Print the records below exactly, with no pictures.

____ THE DATA

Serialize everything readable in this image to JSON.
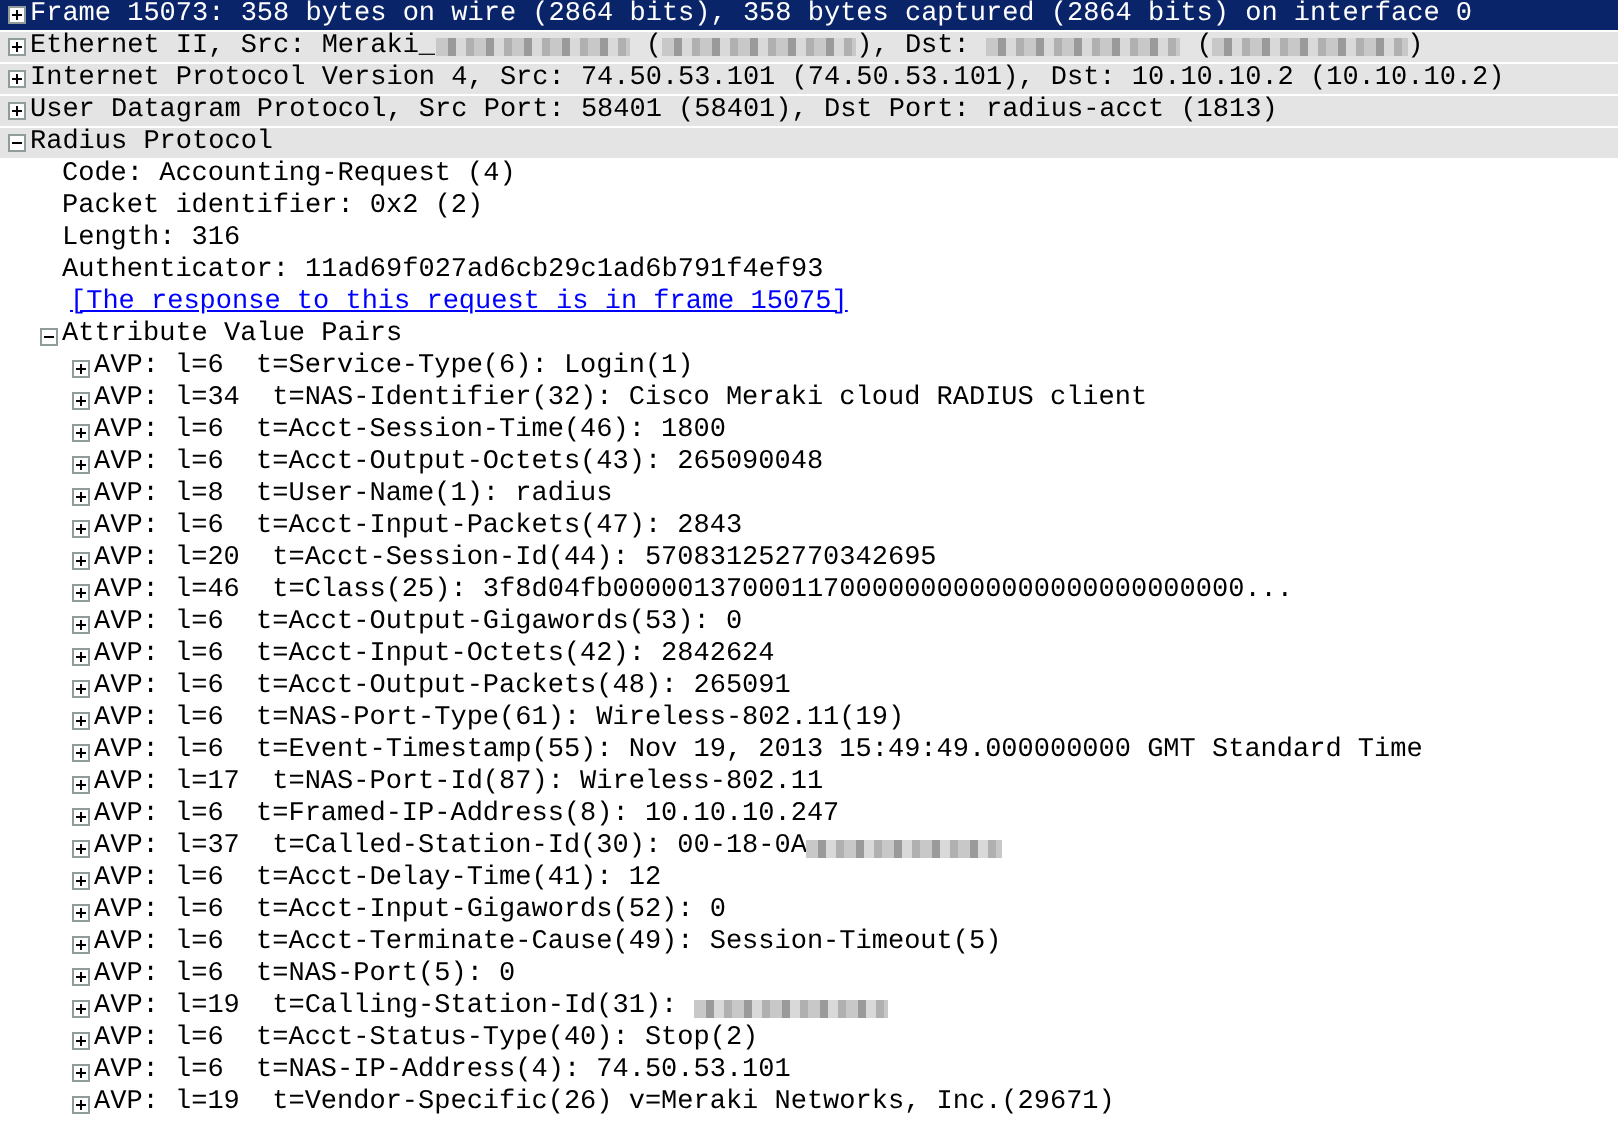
{
  "tree": [
    {
      "kind": "branch",
      "expanded": false,
      "selected": true,
      "text": "Frame 15073: 358 bytes on wire (2864 bits), 358 bytes captured (2864 bits) on interface 0"
    },
    {
      "kind": "branch",
      "expanded": false,
      "selected": false,
      "segments": [
        {
          "kind": "text",
          "text": "Ethernet II, Src: Meraki_"
        },
        {
          "kind": "redacted"
        },
        {
          "kind": "text",
          "text": " ("
        },
        {
          "kind": "redacted"
        },
        {
          "kind": "text",
          "text": "), Dst: "
        },
        {
          "kind": "redacted"
        },
        {
          "kind": "text",
          "text": " ("
        },
        {
          "kind": "redacted"
        },
        {
          "kind": "text",
          "text": ")"
        }
      ]
    },
    {
      "kind": "branch",
      "expanded": false,
      "selected": false,
      "text": "Internet Protocol Version 4, Src: 74.50.53.101 (74.50.53.101), Dst: 10.10.10.2 (10.10.10.2)"
    },
    {
      "kind": "branch",
      "expanded": false,
      "selected": false,
      "text": "User Datagram Protocol, Src Port: 58401 (58401), Dst Port: radius-acct (1813)"
    },
    {
      "kind": "branch",
      "expanded": true,
      "selected": false,
      "text": "Radius Protocol",
      "children": [
        {
          "kind": "field",
          "selected": false,
          "text": "Code: Accounting-Request (4)"
        },
        {
          "kind": "field",
          "selected": false,
          "text": "Packet identifier: 0x2 (2)"
        },
        {
          "kind": "field",
          "selected": false,
          "text": "Length: 316"
        },
        {
          "kind": "field",
          "selected": false,
          "text": "Authenticator: 11ad69f027ad6cb29c1ad6b791f4ef93"
        },
        {
          "kind": "link",
          "selected": false,
          "text": "[The response to this request is in frame 15075]"
        },
        {
          "kind": "branch",
          "expanded": true,
          "selected": false,
          "text": "Attribute Value Pairs",
          "children": [
            {
              "kind": "branch",
              "expanded": false,
              "selected": false,
              "text": "AVP: l=6  t=Service-Type(6): Login(1)"
            },
            {
              "kind": "branch",
              "expanded": false,
              "selected": false,
              "text": "AVP: l=34  t=NAS-Identifier(32): Cisco Meraki cloud RADIUS client"
            },
            {
              "kind": "branch",
              "expanded": false,
              "selected": false,
              "text": "AVP: l=6  t=Acct-Session-Time(46): 1800"
            },
            {
              "kind": "branch",
              "expanded": false,
              "selected": false,
              "text": "AVP: l=6  t=Acct-Output-Octets(43): 265090048"
            },
            {
              "kind": "branch",
              "expanded": false,
              "selected": false,
              "text": "AVP: l=8  t=User-Name(1): radius"
            },
            {
              "kind": "branch",
              "expanded": false,
              "selected": false,
              "text": "AVP: l=6  t=Acct-Input-Packets(47): 2843"
            },
            {
              "kind": "branch",
              "expanded": false,
              "selected": false,
              "text": "AVP: l=20  t=Acct-Session-Id(44): 570831252770342695"
            },
            {
              "kind": "branch",
              "expanded": false,
              "selected": false,
              "text": "AVP: l=46  t=Class(25): 3f8d04fb000001370001170000000000000000000000000..."
            },
            {
              "kind": "branch",
              "expanded": false,
              "selected": false,
              "text": "AVP: l=6  t=Acct-Output-Gigawords(53): 0"
            },
            {
              "kind": "branch",
              "expanded": false,
              "selected": false,
              "text": "AVP: l=6  t=Acct-Input-Octets(42): 2842624"
            },
            {
              "kind": "branch",
              "expanded": false,
              "selected": false,
              "text": "AVP: l=6  t=Acct-Output-Packets(48): 265091"
            },
            {
              "kind": "branch",
              "expanded": false,
              "selected": false,
              "text": "AVP: l=6  t=NAS-Port-Type(61): Wireless-802.11(19)"
            },
            {
              "kind": "branch",
              "expanded": false,
              "selected": false,
              "text": "AVP: l=6  t=Event-Timestamp(55): Nov 19, 2013 15:49:49.000000000 GMT Standard Time"
            },
            {
              "kind": "branch",
              "expanded": false,
              "selected": false,
              "text": "AVP: l=17  t=NAS-Port-Id(87): Wireless-802.11"
            },
            {
              "kind": "branch",
              "expanded": false,
              "selected": false,
              "text": "AVP: l=6  t=Framed-IP-Address(8): 10.10.10.247"
            },
            {
              "kind": "branch",
              "expanded": false,
              "selected": false,
              "segments": [
                {
                  "kind": "text",
                  "text": "AVP: l=37  t=Called-Station-Id(30): 00-18-0A"
                },
                {
                  "kind": "redacted"
                }
              ]
            },
            {
              "kind": "branch",
              "expanded": false,
              "selected": false,
              "text": "AVP: l=6  t=Acct-Delay-Time(41): 12"
            },
            {
              "kind": "branch",
              "expanded": false,
              "selected": false,
              "text": "AVP: l=6  t=Acct-Input-Gigawords(52): 0"
            },
            {
              "kind": "branch",
              "expanded": false,
              "selected": false,
              "text": "AVP: l=6  t=Acct-Terminate-Cause(49): Session-Timeout(5)"
            },
            {
              "kind": "branch",
              "expanded": false,
              "selected": false,
              "text": "AVP: l=6  t=NAS-Port(5): 0"
            },
            {
              "kind": "branch",
              "expanded": false,
              "selected": false,
              "segments": [
                {
                  "kind": "text",
                  "text": "AVP: l=19  t=Calling-Station-Id(31): "
                },
                {
                  "kind": "redacted"
                }
              ]
            },
            {
              "kind": "branch",
              "expanded": false,
              "selected": false,
              "text": "AVP: l=6  t=Acct-Status-Type(40): Stop(2)"
            },
            {
              "kind": "branch",
              "expanded": false,
              "selected": false,
              "text": "AVP: l=6  t=NAS-IP-Address(4): 74.50.53.101"
            },
            {
              "kind": "branch",
              "expanded": false,
              "selected": false,
              "text": "AVP: l=19  t=Vendor-Specific(26) v=Meraki Networks, Inc.(29671)"
            }
          ]
        }
      ]
    }
  ]
}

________

▶ TASK OUTPUT
Serialize everything readable in this image to JSON.
{
  "tree": [
    {
      "kind": "branch",
      "expanded": false,
      "selected": true,
      "text": "Frame 15073: 358 bytes on wire (2864 bits), 358 bytes captured (2864 bits) on interface 0"
    },
    {
      "kind": "branch",
      "expanded": false,
      "selected": false,
      "segments": [
        {
          "kind": "text",
          "text": "Ethernet II, Src: Meraki_"
        },
        {
          "kind": "redacted"
        },
        {
          "kind": "text",
          "text": " ("
        },
        {
          "kind": "redacted"
        },
        {
          "kind": "text",
          "text": "), Dst: "
        },
        {
          "kind": "redacted"
        },
        {
          "kind": "text",
          "text": " ("
        },
        {
          "kind": "redacted"
        },
        {
          "kind": "text",
          "text": ")"
        }
      ]
    },
    {
      "kind": "branch",
      "expanded": false,
      "selected": false,
      "text": "Internet Protocol Version 4, Src: 74.50.53.101 (74.50.53.101), Dst: 10.10.10.2 (10.10.10.2)"
    },
    {
      "kind": "branch",
      "expanded": false,
      "selected": false,
      "text": "User Datagram Protocol, Src Port: 58401 (58401), Dst Port: radius-acct (1813)"
    },
    {
      "kind": "branch",
      "expanded": true,
      "selected": false,
      "text": "Radius Protocol",
      "children": [
        {
          "kind": "field",
          "selected": false,
          "text": "Code: Accounting-Request (4)"
        },
        {
          "kind": "field",
          "selected": false,
          "text": "Packet identifier: 0x2 (2)"
        },
        {
          "kind": "field",
          "selected": false,
          "text": "Length: 316"
        },
        {
          "kind": "field",
          "selected": false,
          "text": "Authenticator: 11ad69f027ad6cb29c1ad6b791f4ef93"
        },
        {
          "kind": "link",
          "selected": false,
          "text": "[The response to this request is in frame 15075]"
        },
        {
          "kind": "branch",
          "expanded": true,
          "selected": false,
          "text": "Attribute Value Pairs",
          "children": [
            {
              "kind": "branch",
              "expanded": false,
              "selected": false,
              "text": "AVP: l=6  t=Service-Type(6): Login(1)"
            },
            {
              "kind": "branch",
              "expanded": false,
              "selected": false,
              "text": "AVP: l=34  t=NAS-Identifier(32): Cisco Meraki cloud RADIUS client"
            },
            {
              "kind": "branch",
              "expanded": false,
              "selected": false,
              "text": "AVP: l=6  t=Acct-Session-Time(46): 1800"
            },
            {
              "kind": "branch",
              "expanded": false,
              "selected": false,
              "text": "AVP: l=6  t=Acct-Output-Octets(43): 265090048"
            },
            {
              "kind": "branch",
              "expanded": false,
              "selected": false,
              "text": "AVP: l=8  t=User-Name(1): radius"
            },
            {
              "kind": "branch",
              "expanded": false,
              "selected": false,
              "text": "AVP: l=6  t=Acct-Input-Packets(47): 2843"
            },
            {
              "kind": "branch",
              "expanded": false,
              "selected": false,
              "text": "AVP: l=20  t=Acct-Session-Id(44): 570831252770342695"
            },
            {
              "kind": "branch",
              "expanded": false,
              "selected": false,
              "text": "AVP: l=46  t=Class(25): 3f8d04fb000001370001170000000000000000000000000..."
            },
            {
              "kind": "branch",
              "expanded": false,
              "selected": false,
              "text": "AVP: l=6  t=Acct-Output-Gigawords(53): 0"
            },
            {
              "kind": "branch",
              "expanded": false,
              "selected": false,
              "text": "AVP: l=6  t=Acct-Input-Octets(42): 2842624"
            },
            {
              "kind": "branch",
              "expanded": false,
              "selected": false,
              "text": "AVP: l=6  t=Acct-Output-Packets(48): 265091"
            },
            {
              "kind": "branch",
              "expanded": false,
              "selected": false,
              "text": "AVP: l=6  t=NAS-Port-Type(61): Wireless-802.11(19)"
            },
            {
              "kind": "branch",
              "expanded": false,
              "selected": false,
              "text": "AVP: l=6  t=Event-Timestamp(55): Nov 19, 2013 15:49:49.000000000 GMT Standard Time"
            },
            {
              "kind": "branch",
              "expanded": false,
              "selected": false,
              "text": "AVP: l=17  t=NAS-Port-Id(87): Wireless-802.11"
            },
            {
              "kind": "branch",
              "expanded": false,
              "selected": false,
              "text": "AVP: l=6  t=Framed-IP-Address(8): 10.10.10.247"
            },
            {
              "kind": "branch",
              "expanded": false,
              "selected": false,
              "segments": [
                {
                  "kind": "text",
                  "text": "AVP: l=37  t=Called-Station-Id(30): 00-18-0A"
                },
                {
                  "kind": "redacted"
                }
              ]
            },
            {
              "kind": "branch",
              "expanded": false,
              "selected": false,
              "text": "AVP: l=6  t=Acct-Delay-Time(41): 12"
            },
            {
              "kind": "branch",
              "expanded": false,
              "selected": false,
              "text": "AVP: l=6  t=Acct-Input-Gigawords(52): 0"
            },
            {
              "kind": "branch",
              "expanded": false,
              "selected": false,
              "text": "AVP: l=6  t=Acct-Terminate-Cause(49): Session-Timeout(5)"
            },
            {
              "kind": "branch",
              "expanded": false,
              "selected": false,
              "text": "AVP: l=6  t=NAS-Port(5): 0"
            },
            {
              "kind": "branch",
              "expanded": false,
              "selected": false,
              "segments": [
                {
                  "kind": "text",
                  "text": "AVP: l=19  t=Calling-Station-Id(31): "
                },
                {
                  "kind": "redacted"
                }
              ]
            },
            {
              "kind": "branch",
              "expanded": false,
              "selected": false,
              "text": "AVP: l=6  t=Acct-Status-Type(40): Stop(2)"
            },
            {
              "kind": "branch",
              "expanded": false,
              "selected": false,
              "text": "AVP: l=6  t=NAS-IP-Address(4): 74.50.53.101"
            },
            {
              "kind": "branch",
              "expanded": false,
              "selected": false,
              "text": "AVP: l=19  t=Vendor-Specific(26) v=Meraki Networks, Inc.(29671)"
            }
          ]
        }
      ]
    }
  ]
}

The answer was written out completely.